BEGIN SUPPLIED RECORDS

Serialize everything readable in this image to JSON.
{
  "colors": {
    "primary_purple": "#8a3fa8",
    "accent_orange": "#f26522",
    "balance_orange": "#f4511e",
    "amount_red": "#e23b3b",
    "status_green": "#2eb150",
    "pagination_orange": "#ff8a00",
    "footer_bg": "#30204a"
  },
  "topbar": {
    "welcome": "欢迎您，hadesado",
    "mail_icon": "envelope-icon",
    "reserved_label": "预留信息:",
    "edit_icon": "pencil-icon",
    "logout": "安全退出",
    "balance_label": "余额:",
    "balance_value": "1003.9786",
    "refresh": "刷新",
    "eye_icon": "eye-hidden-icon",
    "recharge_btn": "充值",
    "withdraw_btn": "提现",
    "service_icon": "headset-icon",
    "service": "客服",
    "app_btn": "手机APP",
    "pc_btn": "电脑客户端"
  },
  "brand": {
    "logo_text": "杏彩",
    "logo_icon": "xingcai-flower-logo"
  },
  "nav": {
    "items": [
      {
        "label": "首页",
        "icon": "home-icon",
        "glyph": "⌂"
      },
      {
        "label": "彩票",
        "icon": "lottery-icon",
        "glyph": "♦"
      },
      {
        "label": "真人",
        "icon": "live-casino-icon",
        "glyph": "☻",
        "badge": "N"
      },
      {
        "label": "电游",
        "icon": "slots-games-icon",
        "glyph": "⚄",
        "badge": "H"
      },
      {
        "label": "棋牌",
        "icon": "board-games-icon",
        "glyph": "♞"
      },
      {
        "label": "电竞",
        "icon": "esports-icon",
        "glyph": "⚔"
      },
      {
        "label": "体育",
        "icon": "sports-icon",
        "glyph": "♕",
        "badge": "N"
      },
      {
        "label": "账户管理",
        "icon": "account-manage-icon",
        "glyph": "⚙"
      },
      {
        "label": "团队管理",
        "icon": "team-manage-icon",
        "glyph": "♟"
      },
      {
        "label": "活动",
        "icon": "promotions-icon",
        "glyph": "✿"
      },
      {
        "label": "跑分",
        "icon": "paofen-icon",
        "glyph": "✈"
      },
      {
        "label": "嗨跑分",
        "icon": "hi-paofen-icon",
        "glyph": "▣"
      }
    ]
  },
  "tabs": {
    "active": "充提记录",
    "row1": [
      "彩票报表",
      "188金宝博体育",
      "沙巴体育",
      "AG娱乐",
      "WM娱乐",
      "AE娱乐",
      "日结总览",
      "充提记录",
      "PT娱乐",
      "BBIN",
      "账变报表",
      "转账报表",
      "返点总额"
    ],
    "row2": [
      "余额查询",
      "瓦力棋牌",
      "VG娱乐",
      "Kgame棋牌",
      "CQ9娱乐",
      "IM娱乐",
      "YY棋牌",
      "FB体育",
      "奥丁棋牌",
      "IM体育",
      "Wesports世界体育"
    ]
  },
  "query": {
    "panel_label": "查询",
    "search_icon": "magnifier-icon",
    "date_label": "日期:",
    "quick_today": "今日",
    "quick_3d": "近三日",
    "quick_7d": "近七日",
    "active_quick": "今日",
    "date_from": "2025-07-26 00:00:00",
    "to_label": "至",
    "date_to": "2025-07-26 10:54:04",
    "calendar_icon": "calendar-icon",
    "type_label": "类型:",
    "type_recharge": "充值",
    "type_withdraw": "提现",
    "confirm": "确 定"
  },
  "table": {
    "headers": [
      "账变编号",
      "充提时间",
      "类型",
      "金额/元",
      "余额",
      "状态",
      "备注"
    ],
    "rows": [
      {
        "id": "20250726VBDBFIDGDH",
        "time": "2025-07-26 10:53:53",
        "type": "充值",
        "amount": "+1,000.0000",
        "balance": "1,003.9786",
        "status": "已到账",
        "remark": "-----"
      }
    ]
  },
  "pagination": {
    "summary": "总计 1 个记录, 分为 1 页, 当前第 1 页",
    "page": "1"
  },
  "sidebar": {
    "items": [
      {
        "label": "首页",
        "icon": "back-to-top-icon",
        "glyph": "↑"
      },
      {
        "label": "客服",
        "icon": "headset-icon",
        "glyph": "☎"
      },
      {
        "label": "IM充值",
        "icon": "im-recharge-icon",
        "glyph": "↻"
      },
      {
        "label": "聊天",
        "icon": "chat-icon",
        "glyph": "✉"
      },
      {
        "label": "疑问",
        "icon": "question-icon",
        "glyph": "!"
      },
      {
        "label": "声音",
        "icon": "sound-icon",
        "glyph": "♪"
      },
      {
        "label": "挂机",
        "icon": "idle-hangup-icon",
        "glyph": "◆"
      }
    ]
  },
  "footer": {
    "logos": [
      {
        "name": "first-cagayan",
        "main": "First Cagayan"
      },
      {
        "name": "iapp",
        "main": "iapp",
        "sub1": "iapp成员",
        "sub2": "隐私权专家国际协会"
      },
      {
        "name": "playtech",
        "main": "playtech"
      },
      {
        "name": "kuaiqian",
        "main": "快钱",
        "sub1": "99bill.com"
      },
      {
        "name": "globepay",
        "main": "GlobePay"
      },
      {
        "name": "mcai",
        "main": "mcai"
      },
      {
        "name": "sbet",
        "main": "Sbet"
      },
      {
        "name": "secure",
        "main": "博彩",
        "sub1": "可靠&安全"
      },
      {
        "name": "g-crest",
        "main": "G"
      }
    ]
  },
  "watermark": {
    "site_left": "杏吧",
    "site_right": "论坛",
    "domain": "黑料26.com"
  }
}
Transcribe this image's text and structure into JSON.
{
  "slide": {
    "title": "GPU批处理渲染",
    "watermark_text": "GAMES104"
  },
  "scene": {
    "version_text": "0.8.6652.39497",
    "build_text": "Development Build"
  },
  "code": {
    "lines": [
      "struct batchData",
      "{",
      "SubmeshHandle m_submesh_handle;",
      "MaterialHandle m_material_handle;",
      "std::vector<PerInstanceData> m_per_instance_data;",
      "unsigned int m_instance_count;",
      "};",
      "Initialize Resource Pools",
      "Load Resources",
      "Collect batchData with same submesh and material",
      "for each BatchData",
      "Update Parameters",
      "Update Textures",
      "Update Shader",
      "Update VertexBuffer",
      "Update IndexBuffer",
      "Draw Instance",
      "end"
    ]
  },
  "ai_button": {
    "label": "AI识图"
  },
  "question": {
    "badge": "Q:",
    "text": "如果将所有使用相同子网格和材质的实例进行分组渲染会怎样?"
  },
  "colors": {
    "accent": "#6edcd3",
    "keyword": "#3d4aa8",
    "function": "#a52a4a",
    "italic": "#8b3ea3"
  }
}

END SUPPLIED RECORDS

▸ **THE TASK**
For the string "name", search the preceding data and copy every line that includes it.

▸ **WRITTEN RESPONSE**
        "name": "first-cagayan",
        "name": "iapp",
        "name": "playtech",
        "name": "kuaiqian",
        "name": "globepay",
        "name": "mcai",
        "name": "sbet",
        "name": "secure",
        "name": "g-crest",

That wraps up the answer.